=== Section Start ===

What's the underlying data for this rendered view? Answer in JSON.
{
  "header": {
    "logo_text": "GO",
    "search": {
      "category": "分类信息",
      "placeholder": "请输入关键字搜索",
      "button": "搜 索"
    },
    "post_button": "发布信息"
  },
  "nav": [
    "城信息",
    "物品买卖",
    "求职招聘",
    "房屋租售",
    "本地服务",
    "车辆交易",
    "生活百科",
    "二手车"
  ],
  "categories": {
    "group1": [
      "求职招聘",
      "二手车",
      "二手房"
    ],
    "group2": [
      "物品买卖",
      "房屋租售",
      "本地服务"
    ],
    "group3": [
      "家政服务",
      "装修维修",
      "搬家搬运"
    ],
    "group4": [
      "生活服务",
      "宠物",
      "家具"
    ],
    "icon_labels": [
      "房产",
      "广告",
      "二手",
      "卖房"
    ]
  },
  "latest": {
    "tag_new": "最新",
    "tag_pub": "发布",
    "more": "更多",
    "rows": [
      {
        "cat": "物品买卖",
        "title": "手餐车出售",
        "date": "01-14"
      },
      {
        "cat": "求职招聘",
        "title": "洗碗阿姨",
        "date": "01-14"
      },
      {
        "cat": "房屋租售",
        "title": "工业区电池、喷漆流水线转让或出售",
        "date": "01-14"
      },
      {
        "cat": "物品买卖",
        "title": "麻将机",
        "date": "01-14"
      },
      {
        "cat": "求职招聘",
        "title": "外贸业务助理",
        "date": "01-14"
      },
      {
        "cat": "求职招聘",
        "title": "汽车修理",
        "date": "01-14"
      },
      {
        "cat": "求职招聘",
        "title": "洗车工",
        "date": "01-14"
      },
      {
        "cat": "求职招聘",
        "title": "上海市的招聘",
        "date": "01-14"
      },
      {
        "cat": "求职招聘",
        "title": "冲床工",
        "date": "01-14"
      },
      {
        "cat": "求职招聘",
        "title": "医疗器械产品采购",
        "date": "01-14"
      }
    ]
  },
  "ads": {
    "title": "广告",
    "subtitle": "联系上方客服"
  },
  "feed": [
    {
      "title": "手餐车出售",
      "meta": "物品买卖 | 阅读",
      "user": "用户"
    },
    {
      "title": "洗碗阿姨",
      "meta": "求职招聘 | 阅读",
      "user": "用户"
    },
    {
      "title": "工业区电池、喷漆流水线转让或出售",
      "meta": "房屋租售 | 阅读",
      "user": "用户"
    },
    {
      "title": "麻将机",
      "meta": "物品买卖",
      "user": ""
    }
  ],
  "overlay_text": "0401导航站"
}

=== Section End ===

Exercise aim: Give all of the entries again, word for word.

Final answer:
What's the underlying data for this rendered view? Answer in JSON.
{
  "header": {
    "logo_text": "GO",
    "search": {
      "category": "分类信息",
      "placeholder": "请输入关键字搜索",
      "button": "搜 索"
    },
    "post_button": "发布信息"
  },
  "nav": [
    "城信息",
    "物品买卖",
    "求职招聘",
    "房屋租售",
    "本地服务",
    "车辆交易",
    "生活百科",
    "二手车"
  ],
  "categories": {
    "group1": [
      "求职招聘",
      "二手车",
      "二手房"
    ],
    "group2": [
      "物品买卖",
      "房屋租售",
      "本地服务"
    ],
    "group3": [
      "家政服务",
      "装修维修",
      "搬家搬运"
    ],
    "group4": [
      "生活服务",
      "宠物",
      "家具"
    ],
    "icon_labels": [
      "房产",
      "广告",
      "二手",
      "卖房"
    ]
  },
  "latest": {
    "tag_new": "最新",
    "tag_pub": "发布",
    "more": "更多",
    "rows": [
      {
        "cat": "物品买卖",
        "title": "手餐车出售",
        "date": "01-14"
      },
      {
        "cat": "求职招聘",
        "title": "洗碗阿姨",
        "date": "01-14"
      },
      {
        "cat": "房屋租售",
        "title": "工业区电池、喷漆流水线转让或出售",
        "date": "01-14"
      },
      {
        "cat": "物品买卖",
        "title": "麻将机",
        "date": "01-14"
      },
      {
        "cat": "求职招聘",
        "title": "外贸业务助理",
        "date": "01-14"
      },
      {
        "cat": "求职招聘",
        "title": "汽车修理",
        "date": "01-14"
      },
      {
        "cat": "求职招聘",
        "title": "洗车工",
        "date": "01-14"
      },
      {
        "cat": "求职招聘",
        "title": "上海市的招聘",
        "date": "01-14"
      },
      {
        "cat": "求职招聘",
        "title": "冲床工",
        "date": "01-14"
      },
      {
        "cat": "求职招聘",
        "title": "医疗器械产品采购",
        "date": "01-14"
      }
    ]
  },
  "ads": {
    "title": "广告",
    "subtitle": "联系上方客服"
  },
  "feed": [
    {
      "title": "手餐车出售",
      "meta": "物品买卖 | 阅读",
      "user": "用户"
    },
    {
      "title": "洗碗阿姨",
      "meta": "求职招聘 | 阅读",
      "user": "用户"
    },
    {
      "title": "工业区电池、喷漆流水线转让或出售",
      "meta": "房屋租售 | 阅读",
      "user": "用户"
    },
    {
      "title": "麻将机",
      "meta": "物品买卖",
      "user": ""
    }
  ],
  "overlay_text": "0401导航站"
}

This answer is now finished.